Paul Blair, Infrastructure NZ chief executive, estimated construction and contracting companies could let go of up to 30 per cent of all their staff within just a few months unless immediate measures were taken to protect workers and restart construction.
"We have been speaking with a cross section of our 140-plus members over the last two weeks to better understand the impacts of the lockdown on their business and the broader infrastructure sector.
"Contracting and construction companies could let go of up to 30 per cent of their staff within three months under the current conditions. In six months, those providing advisory and other support services will be in a similar critical position," Blair said.
But Brealey said NZ Living's new Northcote housing schemes on Lake Rd and Awataha Dr were now ready to build and work would start once the month-lock alert level 4 ended. Two other big new housing projects were 90 per cent ready to go.
"Depending on how things pan out over the coming weeks we are looking at building on this pipeline by securing further housing projects," he said.

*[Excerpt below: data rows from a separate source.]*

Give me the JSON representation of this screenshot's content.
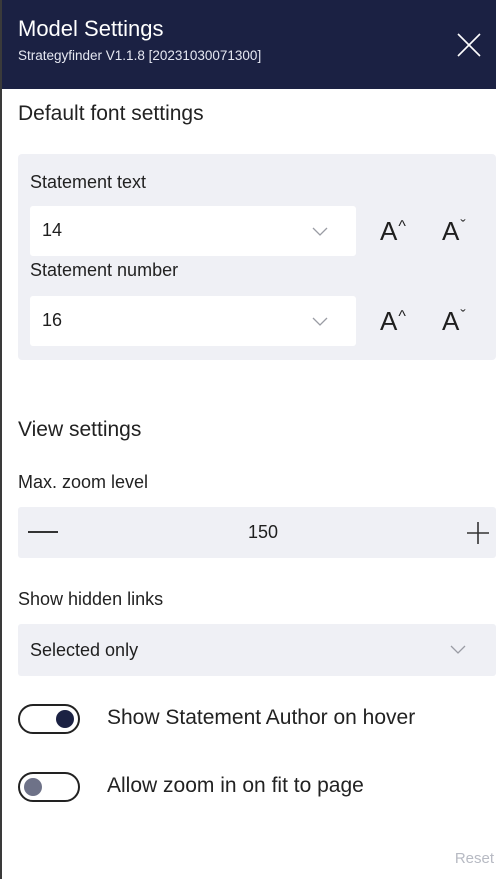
{
  "header": {
    "title": "Model Settings",
    "subtitle": "Strategyfinder V1.1.8 [20231030071300]",
    "close_icon": "close-icon"
  },
  "font_settings": {
    "title": "Default font settings",
    "statement_text": {
      "label": "Statement text",
      "value": "14"
    },
    "statement_number": {
      "label": "Statement number",
      "value": "16"
    },
    "increase_glyph": "A",
    "increase_mark": "^",
    "decrease_glyph": "A",
    "decrease_mark": "ˇ"
  },
  "view_settings": {
    "title": "View settings",
    "zoom_label": "Max. zoom level",
    "zoom_value": "150",
    "hidden_links_label": "Show hidden links",
    "hidden_links_value": "Selected only"
  },
  "toggles": [
    {
      "label": "Show Statement Author on hover",
      "on": true
    },
    {
      "label": "Allow zoom in on fit to page",
      "on": false
    }
  ],
  "reset_label": "Reset",
  "colors": {
    "header_bg": "#1b2143",
    "panel_bg": "#eff0f5",
    "toggle_on_knob": "#1b2143",
    "toggle_off_knob": "#6e7288"
  }
}
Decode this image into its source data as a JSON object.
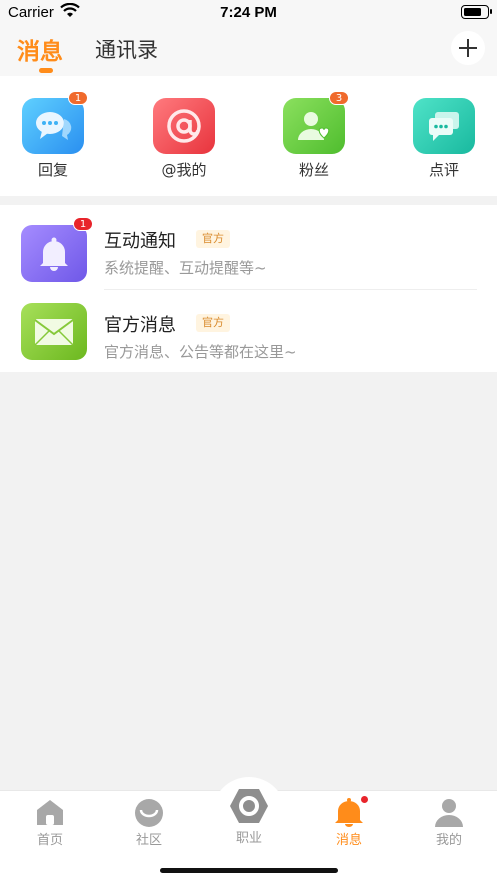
{
  "status_bar": {
    "carrier": "Carrier",
    "time": "7:24 PM"
  },
  "header": {
    "tabs": [
      {
        "label": "消息",
        "active": true
      },
      {
        "label": "通讯录",
        "active": false
      }
    ],
    "add_icon": "plus-icon"
  },
  "quick_actions": [
    {
      "label": "回复",
      "icon": "chat-bubbles-icon",
      "badge": "1",
      "color": "#3fb2f5"
    },
    {
      "label": "@我的",
      "icon": "at-icon",
      "badge": "",
      "color": "#f04e55"
    },
    {
      "label": "粉丝",
      "icon": "fan-heart-icon",
      "badge": "3",
      "color": "#6fd04a"
    },
    {
      "label": "点评",
      "icon": "comment-icon",
      "badge": "",
      "color": "#2fcfb6"
    }
  ],
  "messages": [
    {
      "title": "互动通知",
      "tag": "官方",
      "subtitle": "系统提醒、互动提醒等~",
      "icon": "bell-icon",
      "badge": "1",
      "color": "#8a72ef"
    },
    {
      "title": "官方消息",
      "tag": "官方",
      "subtitle": "官方消息、公告等都在这里~",
      "icon": "envelope-icon",
      "badge": "",
      "color": "#86c93a"
    }
  ],
  "tab_bar": {
    "items": [
      {
        "label": "首页",
        "icon": "home-icon",
        "active": false
      },
      {
        "label": "社区",
        "icon": "community-icon",
        "active": false
      },
      {
        "label": "职业",
        "icon": "career-hex-icon",
        "active": false
      },
      {
        "label": "消息",
        "icon": "bell-icon",
        "active": true
      },
      {
        "label": "我的",
        "icon": "profile-icon",
        "active": false
      }
    ]
  },
  "colors": {
    "accent": "#ff8c1a",
    "badge_red": "#e8242b",
    "badge_orange": "#f06a2c"
  }
}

Brealey has found KiwiBuild a success, saying last year that 24 of the 25 KiwiBuild units at 340 Onehunga Mall had been sold. Having more than half his project under the Crown guarantee scheme enabled speed and huge cost savings, gave him the confidence to go ahead and has been such a success that he is now starting a much larger North Shore project, he said last August.